*** Task inputs

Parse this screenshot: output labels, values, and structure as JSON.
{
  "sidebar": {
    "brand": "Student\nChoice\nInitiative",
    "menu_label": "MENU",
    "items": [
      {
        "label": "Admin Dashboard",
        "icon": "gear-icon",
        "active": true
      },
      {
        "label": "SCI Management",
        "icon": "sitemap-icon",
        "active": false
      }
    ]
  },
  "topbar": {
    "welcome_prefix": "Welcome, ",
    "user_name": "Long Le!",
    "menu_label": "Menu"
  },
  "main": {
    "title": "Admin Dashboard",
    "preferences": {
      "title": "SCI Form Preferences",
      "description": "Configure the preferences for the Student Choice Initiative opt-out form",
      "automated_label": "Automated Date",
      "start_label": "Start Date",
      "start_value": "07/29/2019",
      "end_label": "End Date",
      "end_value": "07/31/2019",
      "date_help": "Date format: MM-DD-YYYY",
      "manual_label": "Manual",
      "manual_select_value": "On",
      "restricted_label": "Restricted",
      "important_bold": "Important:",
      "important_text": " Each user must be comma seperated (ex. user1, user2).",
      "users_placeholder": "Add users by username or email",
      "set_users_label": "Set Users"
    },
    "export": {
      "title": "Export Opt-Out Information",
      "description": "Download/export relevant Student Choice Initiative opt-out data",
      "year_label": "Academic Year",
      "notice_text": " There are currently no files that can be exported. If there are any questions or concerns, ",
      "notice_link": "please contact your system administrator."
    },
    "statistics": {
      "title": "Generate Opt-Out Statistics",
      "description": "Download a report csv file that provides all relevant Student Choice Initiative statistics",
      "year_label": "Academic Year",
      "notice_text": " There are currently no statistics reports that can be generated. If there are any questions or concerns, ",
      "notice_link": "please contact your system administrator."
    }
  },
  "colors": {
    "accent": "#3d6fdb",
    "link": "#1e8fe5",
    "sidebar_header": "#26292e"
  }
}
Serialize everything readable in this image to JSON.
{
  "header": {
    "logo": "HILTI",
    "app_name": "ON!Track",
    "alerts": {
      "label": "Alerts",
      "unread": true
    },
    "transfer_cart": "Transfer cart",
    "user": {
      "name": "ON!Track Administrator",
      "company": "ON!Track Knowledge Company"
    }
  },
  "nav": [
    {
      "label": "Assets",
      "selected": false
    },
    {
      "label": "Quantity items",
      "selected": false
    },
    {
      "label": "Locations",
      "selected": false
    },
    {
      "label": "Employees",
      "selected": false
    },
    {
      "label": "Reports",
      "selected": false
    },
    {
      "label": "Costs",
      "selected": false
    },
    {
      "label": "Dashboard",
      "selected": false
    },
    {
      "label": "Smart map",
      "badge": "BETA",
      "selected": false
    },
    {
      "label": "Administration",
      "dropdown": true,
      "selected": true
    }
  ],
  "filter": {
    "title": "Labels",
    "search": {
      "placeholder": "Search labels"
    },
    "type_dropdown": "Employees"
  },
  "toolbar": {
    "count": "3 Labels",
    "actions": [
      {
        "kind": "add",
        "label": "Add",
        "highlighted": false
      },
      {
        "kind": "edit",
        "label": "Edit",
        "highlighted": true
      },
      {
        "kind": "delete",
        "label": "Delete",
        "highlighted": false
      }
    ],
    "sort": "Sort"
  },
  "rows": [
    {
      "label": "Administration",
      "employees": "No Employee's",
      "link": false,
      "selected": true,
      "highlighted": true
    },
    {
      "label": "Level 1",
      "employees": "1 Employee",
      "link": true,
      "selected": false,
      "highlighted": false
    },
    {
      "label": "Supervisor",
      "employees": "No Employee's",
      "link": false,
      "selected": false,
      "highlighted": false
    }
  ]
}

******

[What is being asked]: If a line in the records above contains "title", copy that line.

[Response]:
    "title": "Admin Dashboard",
      "title": "SCI Form Preferences",
      "title": "Export Opt-Out Information",
      "title": "Generate Opt-Out Statistics",
    "title": "Labels",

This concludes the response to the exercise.